= Records shown =
-.-.-

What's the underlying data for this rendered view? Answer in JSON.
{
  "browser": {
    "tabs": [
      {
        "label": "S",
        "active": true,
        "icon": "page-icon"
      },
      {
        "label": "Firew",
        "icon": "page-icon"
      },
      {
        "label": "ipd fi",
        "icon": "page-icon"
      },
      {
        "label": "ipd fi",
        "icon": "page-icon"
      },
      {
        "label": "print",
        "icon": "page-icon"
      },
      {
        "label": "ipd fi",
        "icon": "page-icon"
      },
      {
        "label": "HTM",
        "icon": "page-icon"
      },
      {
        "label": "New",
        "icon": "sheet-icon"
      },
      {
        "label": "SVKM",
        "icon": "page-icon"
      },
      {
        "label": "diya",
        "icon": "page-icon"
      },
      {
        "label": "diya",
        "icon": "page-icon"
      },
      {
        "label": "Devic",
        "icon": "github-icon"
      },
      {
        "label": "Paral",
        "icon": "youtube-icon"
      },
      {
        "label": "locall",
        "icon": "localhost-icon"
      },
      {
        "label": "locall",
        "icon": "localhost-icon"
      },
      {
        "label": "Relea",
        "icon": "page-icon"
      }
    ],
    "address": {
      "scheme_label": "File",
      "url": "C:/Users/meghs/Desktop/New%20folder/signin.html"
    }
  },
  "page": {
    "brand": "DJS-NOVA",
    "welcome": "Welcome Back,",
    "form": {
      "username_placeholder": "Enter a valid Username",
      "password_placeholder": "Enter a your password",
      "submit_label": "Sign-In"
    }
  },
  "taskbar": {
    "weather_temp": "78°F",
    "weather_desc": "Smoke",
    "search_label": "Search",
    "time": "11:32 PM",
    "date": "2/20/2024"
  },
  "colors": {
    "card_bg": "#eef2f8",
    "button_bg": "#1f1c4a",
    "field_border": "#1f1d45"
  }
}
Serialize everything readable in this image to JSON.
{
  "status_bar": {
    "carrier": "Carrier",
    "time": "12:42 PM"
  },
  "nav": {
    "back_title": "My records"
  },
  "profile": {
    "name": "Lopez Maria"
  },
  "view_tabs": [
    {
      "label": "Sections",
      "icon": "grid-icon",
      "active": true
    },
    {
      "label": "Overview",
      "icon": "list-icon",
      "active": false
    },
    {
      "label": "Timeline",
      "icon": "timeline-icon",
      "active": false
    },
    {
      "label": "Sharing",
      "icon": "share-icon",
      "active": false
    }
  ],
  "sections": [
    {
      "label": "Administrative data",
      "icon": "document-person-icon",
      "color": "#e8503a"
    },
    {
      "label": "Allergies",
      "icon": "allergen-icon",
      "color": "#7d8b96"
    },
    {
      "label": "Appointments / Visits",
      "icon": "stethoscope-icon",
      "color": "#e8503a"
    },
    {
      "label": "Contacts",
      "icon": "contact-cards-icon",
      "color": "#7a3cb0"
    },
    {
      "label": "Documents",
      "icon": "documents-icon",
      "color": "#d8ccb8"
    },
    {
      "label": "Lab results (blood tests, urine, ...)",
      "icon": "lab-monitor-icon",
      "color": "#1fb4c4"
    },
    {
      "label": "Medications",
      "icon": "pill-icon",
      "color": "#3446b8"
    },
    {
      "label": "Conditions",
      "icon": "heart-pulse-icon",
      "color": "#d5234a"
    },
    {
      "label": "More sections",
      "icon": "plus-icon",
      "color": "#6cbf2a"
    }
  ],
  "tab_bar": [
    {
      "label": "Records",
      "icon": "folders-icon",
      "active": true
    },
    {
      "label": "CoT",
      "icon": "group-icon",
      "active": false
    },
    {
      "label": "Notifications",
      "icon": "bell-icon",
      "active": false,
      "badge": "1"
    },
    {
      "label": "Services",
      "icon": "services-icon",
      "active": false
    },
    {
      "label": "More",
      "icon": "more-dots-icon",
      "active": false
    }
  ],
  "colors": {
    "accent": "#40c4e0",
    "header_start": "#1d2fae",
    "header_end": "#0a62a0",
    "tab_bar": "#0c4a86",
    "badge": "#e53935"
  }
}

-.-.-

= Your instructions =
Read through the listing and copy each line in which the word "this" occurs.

= Answer section =
What's the underlying data for this rendered view? Answer in JSON.
Serialize everything readable in this image to JSON.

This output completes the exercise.